Like a good 30’s serial, Congress seems to enjoy brinkmanship and 11th hour rescues. And it was historic. For the first time in 20 years, Republicans voted to raise income taxes (the last time was when George H.W. Bush broke his “read my lips, no new taxes” pledge). The Senate’s “fiscal cliff” bill passed 257-167. The Bush-era tax cuts will expire for people making $450,000 and up on earned and investment income. They will see their top rate go back to where it was during the Clinton era – from 35 percent to 39.6 percent. The deal also delays implementation of the sequester – $110 billion in automatic spending cuts set to begin Jan. 2—by two months. Ultimately, it comes down to gamesmanship and how the issues poll. Higher taxes on the middle class poll badly for Republicans as opposed to refusing to raise the debt ceiling. That’s why Republicans fared better in August of 2011 during the debt ceiling talks than in January of 2013.
Not that the Democrats won a clear victory. Left-leaning house and senate members decried the deal for sparing people earning between $250,000 and $450,000 from higher taxes. And the administration faces three new cliffs in short order – when the sequester comes back in two months; followed by a new debt ceiling deadline and expiration of the continuing budget resolution at the end of March. We are now in an era of cliffhangers.
One clear winner is Joe Biden who burnished credentials as a wily tactician and a master of backroom deals.
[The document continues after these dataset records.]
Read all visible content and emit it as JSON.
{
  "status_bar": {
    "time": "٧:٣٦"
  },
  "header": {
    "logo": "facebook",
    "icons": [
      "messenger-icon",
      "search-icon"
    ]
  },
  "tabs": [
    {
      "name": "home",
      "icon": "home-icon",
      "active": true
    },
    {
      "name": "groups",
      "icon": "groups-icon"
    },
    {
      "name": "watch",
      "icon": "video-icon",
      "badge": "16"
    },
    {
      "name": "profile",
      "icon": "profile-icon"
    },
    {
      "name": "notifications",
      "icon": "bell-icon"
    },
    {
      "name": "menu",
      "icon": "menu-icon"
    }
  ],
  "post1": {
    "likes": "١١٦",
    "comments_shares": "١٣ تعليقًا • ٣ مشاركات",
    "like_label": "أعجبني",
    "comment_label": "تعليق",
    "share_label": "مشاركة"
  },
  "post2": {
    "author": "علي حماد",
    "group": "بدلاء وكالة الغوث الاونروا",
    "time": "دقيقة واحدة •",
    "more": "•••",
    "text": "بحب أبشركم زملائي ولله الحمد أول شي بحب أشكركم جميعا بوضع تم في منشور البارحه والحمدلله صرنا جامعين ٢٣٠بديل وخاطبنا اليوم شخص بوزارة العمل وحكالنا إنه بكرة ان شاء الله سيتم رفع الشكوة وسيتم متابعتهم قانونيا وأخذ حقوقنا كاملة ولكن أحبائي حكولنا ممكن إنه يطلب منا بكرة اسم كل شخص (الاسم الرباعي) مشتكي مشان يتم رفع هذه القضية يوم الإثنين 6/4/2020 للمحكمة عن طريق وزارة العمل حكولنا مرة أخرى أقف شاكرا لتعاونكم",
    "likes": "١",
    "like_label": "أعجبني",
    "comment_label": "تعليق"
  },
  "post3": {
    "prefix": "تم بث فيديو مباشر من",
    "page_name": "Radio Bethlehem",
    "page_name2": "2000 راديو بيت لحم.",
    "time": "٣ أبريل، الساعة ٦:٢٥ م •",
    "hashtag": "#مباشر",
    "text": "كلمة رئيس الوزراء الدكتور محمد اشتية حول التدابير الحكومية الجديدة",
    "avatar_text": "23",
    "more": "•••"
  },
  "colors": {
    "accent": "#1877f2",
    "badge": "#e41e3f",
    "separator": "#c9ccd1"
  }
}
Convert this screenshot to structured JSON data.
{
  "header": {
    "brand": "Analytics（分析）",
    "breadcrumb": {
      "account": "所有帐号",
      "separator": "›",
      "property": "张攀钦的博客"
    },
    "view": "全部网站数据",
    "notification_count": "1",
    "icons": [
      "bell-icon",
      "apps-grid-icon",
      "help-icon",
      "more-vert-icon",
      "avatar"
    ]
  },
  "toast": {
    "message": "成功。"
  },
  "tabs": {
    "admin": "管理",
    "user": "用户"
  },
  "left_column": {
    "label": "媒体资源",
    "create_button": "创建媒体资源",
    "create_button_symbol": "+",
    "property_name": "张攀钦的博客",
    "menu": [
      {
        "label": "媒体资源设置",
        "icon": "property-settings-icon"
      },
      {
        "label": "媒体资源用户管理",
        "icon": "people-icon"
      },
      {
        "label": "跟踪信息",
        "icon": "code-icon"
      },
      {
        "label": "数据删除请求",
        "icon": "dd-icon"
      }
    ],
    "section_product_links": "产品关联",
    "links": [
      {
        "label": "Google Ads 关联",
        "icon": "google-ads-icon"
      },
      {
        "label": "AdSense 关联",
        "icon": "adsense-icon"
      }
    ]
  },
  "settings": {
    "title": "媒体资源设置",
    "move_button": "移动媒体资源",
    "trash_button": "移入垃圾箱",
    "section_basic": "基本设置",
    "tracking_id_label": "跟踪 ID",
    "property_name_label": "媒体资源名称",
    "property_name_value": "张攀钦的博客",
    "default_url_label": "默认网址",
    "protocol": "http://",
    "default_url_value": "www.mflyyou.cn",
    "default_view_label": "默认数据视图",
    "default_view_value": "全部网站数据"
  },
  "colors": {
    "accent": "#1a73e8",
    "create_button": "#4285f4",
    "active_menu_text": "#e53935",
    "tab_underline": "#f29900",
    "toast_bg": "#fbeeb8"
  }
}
After the Obama-Boehner impasse, it was Biden and Senate minority leader, Mitch McConnell who made the deal happen (by a landslide 89-8 vote). With Biden set to lead the campaign for gun control, it seems clear that the administration sees him as their chief negotiator.
All told, the fiscal-cliff deal produces $620 billion in deficit reduction over 10 years. Stay tuned.